(Interface dataset entries)
━━━━━━━━━━
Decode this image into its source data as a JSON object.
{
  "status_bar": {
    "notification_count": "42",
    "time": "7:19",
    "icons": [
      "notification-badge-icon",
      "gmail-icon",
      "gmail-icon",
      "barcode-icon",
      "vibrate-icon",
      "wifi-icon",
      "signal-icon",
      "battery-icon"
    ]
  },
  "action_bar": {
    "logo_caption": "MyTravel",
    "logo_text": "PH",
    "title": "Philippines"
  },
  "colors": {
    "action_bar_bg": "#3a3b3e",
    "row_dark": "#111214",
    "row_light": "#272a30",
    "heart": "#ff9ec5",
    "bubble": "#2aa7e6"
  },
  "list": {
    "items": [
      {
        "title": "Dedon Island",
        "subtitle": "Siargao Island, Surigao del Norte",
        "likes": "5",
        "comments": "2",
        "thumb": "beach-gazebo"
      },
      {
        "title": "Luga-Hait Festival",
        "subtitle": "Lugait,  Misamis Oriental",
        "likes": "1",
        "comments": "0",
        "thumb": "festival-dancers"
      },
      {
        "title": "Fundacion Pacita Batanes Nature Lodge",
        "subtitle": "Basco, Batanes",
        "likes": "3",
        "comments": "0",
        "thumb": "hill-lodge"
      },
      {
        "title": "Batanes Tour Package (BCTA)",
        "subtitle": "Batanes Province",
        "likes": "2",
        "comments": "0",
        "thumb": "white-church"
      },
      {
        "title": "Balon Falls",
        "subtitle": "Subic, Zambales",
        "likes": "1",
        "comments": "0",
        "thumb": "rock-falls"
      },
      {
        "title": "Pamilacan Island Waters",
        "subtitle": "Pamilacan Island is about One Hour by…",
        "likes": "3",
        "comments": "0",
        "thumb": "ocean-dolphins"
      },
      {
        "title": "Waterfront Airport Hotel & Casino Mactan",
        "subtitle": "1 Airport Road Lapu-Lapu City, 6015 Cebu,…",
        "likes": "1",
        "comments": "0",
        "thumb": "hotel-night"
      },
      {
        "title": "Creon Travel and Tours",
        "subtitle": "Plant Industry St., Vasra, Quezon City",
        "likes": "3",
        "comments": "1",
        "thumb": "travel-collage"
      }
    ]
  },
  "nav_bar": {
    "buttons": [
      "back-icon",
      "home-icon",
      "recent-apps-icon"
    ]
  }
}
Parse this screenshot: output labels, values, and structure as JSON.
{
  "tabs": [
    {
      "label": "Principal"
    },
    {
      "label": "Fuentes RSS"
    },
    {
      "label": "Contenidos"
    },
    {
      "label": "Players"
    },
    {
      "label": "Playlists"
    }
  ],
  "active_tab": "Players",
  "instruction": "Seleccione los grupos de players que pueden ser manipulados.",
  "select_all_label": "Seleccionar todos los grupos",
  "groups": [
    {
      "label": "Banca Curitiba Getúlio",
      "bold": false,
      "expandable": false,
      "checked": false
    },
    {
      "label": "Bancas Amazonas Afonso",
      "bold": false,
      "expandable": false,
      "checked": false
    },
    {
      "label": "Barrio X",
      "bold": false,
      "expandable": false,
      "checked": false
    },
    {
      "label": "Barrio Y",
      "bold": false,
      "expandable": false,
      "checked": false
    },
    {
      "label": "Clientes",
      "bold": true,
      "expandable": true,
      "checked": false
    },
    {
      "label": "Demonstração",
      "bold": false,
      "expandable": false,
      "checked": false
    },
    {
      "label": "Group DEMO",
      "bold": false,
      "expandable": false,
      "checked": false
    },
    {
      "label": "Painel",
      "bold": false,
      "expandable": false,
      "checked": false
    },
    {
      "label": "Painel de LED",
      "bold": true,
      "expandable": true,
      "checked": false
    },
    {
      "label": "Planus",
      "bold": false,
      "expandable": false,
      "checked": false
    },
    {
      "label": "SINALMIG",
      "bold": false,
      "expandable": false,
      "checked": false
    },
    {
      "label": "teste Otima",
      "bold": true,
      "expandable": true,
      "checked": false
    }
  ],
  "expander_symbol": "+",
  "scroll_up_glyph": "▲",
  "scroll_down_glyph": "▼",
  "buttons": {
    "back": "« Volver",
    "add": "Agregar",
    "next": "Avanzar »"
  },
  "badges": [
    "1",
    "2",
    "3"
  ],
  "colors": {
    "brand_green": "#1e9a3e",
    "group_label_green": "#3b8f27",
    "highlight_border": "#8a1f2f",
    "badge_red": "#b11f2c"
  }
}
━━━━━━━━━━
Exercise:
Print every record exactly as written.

Completed task:
Decode this image into its source data as a JSON object.
{
  "status_bar": {
    "notification_count": "42",
    "time": "7:19",
    "icons": [
      "notification-badge-icon",
      "gmail-icon",
      "gmail-icon",
      "barcode-icon",
      "vibrate-icon",
      "wifi-icon",
      "signal-icon",
      "battery-icon"
    ]
  },
  "action_bar": {
    "logo_caption": "MyTravel",
    "logo_text": "PH",
    "title": "Philippines"
  },
  "colors": {
    "action_bar_bg": "#3a3b3e",
    "row_dark": "#111214",
    "row_light": "#272a30",
    "heart": "#ff9ec5",
    "bubble": "#2aa7e6"
  },
  "list": {
    "items": [
      {
        "title": "Dedon Island",
        "subtitle": "Siargao Island, Surigao del Norte",
        "likes": "5",
        "comments": "2",
        "thumb": "beach-gazebo"
      },
      {
        "title": "Luga-Hait Festival",
        "subtitle": "Lugait,  Misamis Oriental",
        "likes": "1",
        "comments": "0",
        "thumb": "festival-dancers"
      },
      {
        "title": "Fundacion Pacita Batanes Nature Lodge",
        "subtitle": "Basco, Batanes",
        "likes": "3",
        "comments": "0",
        "thumb": "hill-lodge"
      },
      {
        "title": "Batanes Tour Package (BCTA)",
        "subtitle": "Batanes Province",
        "likes": "2",
        "comments": "0",
        "thumb": "white-church"
      },
      {
        "title": "Balon Falls",
        "subtitle": "Subic, Zambales",
        "likes": "1",
        "comments": "0",
        "thumb": "rock-falls"
      },
      {
        "title": "Pamilacan Island Waters",
        "subtitle": "Pamilacan Island is about One Hour by…",
        "likes": "3",
        "comments": "0",
        "thumb": "ocean-dolphins"
      },
      {
        "title": "Waterfront Airport Hotel & Casino Mactan",
        "subtitle": "1 Airport Road Lapu-Lapu City, 6015 Cebu,…",
        "likes": "1",
        "comments": "0",
        "thumb": "hotel-night"
      },
      {
        "title": "Creon Travel and Tours",
        "subtitle": "Plant Industry St., Vasra, Quezon City",
        "likes": "3",
        "comments": "1",
        "thumb": "travel-collage"
      }
    ]
  },
  "nav_bar": {
    "buttons": [
      "back-icon",
      "home-icon",
      "recent-apps-icon"
    ]
  }
}
Parse this screenshot: output labels, values, and structure as JSON.
{
  "tabs": [
    {
      "label": "Principal"
    },
    {
      "label": "Fuentes RSS"
    },
    {
      "label": "Contenidos"
    },
    {
      "label": "Players"
    },
    {
      "label": "Playlists"
    }
  ],
  "active_tab": "Players",
  "instruction": "Seleccione los grupos de players que pueden ser manipulados.",
  "select_all_label": "Seleccionar todos los grupos",
  "groups": [
    {
      "label": "Banca Curitiba Getúlio",
      "bold": false,
      "expandable": false,
      "checked": false
    },
    {
      "label": "Bancas Amazonas Afonso",
      "bold": false,
      "expandable": false,
      "checked": false
    },
    {
      "label": "Barrio X",
      "bold": false,
      "expandable": false,
      "checked": false
    },
    {
      "label": "Barrio Y",
      "bold": false,
      "expandable": false,
      "checked": false
    },
    {
      "label": "Clientes",
      "bold": true,
      "expandable": true,
      "checked": false
    },
    {
      "label": "Demonstração",
      "bold": false,
      "expandable": false,
      "checked": false
    },
    {
      "label": "Group DEMO",
      "bold": false,
      "expandable": false,
      "checked": false
    },
    {
      "label": "Painel",
      "bold": false,
      "expandable": false,
      "checked": false
    },
    {
      "label": "Painel de LED",
      "bold": true,
      "expandable": true,
      "checked": false
    },
    {
      "label": "Planus",
      "bold": false,
      "expandable": false,
      "checked": false
    },
    {
      "label": "SINALMIG",
      "bold": false,
      "expandable": false,
      "checked": false
    },
    {
      "label": "teste Otima",
      "bold": true,
      "expandable": true,
      "checked": false
    }
  ],
  "expander_symbol": "+",
  "scroll_up_glyph": "▲",
  "scroll_down_glyph": "▼",
  "buttons": {
    "back": "« Volver",
    "add": "Agregar",
    "next": "Avanzar »"
  },
  "badges": [
    "1",
    "2",
    "3"
  ],
  "colors": {
    "brand_green": "#1e9a3e",
    "group_label_green": "#3b8f27",
    "highlight_border": "#8a1f2f",
    "badge_red": "#b11f2c"
  }
}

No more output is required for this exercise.